Once they were in, it was time to mash them up with my hands (yes, the kid in me was definitely coming out). Once smashed, I added some, salt, pepper, cheese, tomatoes and a bit of celery:
The it was time to get as much air out of the bag as possible:
With the omelet now ready to be cooked, I placed it into the boiling water:
And waited for 13 minutes as it cooked:
Much to my surprise (and thorough enjoyment), it came out pretty damn well (and tasted great). I then added a side of the roasted veggies I had made:
Unfortunately, as fun as this was and as much as it appeals to my idea of how cooking should be done, I won't be making this in the future. A quick search found that there are a lot of warnings not to make plastic bag omelets because these bags are not approved to boil food. The issue is that the bags are made from polyethylene plastic which has a softening point of approximately 195 degrees Fahrenheit and water begins to boil at 212 degrees. This provides a chance that the plastic could begin to melt and contaminate the omelet with the known carcinogens present in the plastic bags.
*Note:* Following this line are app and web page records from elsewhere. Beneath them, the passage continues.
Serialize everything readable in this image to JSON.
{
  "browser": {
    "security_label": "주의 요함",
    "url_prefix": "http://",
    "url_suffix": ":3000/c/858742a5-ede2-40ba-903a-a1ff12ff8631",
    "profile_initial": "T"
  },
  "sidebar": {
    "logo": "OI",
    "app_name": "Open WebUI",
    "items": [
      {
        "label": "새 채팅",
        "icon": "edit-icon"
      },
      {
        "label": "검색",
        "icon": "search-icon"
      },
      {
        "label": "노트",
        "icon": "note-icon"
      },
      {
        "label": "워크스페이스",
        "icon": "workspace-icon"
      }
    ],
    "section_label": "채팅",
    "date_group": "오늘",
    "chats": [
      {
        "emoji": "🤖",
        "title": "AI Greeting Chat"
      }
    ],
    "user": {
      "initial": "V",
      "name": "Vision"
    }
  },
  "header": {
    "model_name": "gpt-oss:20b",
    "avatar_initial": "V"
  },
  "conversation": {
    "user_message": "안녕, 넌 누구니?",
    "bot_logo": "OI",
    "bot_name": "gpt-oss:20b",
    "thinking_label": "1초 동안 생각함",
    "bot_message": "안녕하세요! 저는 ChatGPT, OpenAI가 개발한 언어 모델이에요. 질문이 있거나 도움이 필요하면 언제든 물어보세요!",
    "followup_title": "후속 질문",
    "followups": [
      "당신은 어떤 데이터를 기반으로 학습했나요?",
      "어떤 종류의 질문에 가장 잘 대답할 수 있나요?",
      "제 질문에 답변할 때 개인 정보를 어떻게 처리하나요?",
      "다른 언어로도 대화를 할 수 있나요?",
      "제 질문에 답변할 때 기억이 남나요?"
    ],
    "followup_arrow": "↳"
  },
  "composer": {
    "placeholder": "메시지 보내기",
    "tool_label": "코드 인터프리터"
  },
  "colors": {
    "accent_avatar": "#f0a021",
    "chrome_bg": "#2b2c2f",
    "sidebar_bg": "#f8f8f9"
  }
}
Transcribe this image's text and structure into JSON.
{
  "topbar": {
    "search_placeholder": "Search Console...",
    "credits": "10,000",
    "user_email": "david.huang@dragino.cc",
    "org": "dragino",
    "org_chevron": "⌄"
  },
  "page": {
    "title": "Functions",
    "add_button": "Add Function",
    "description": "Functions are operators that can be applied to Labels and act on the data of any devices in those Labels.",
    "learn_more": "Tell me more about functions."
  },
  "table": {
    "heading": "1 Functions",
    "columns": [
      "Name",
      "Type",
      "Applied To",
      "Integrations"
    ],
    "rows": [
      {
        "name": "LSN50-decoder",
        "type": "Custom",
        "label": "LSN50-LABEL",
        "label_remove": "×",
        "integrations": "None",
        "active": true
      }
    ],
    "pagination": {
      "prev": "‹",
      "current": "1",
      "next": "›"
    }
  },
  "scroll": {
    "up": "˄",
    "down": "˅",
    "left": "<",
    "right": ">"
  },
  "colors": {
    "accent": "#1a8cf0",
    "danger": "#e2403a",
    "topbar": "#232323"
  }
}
Bummer…why do the things that are always the most fun have to be bad for you? (A big “Thank You” to Julie for letting me play in the kitchen instead of cook and still come out with a meal in the end)
Goal: 100 days eating on $1 a day
Current Money Spent: $49.15
Money Left to Spend: $50.85 ($5.83 must be spent at CVS, $1.50 must be spent at Safeway)
Retail Value of Everything Purchased: $1370.97
Want to Save Even More?
Join our FREE newsletter and get even more great advice to your inbox.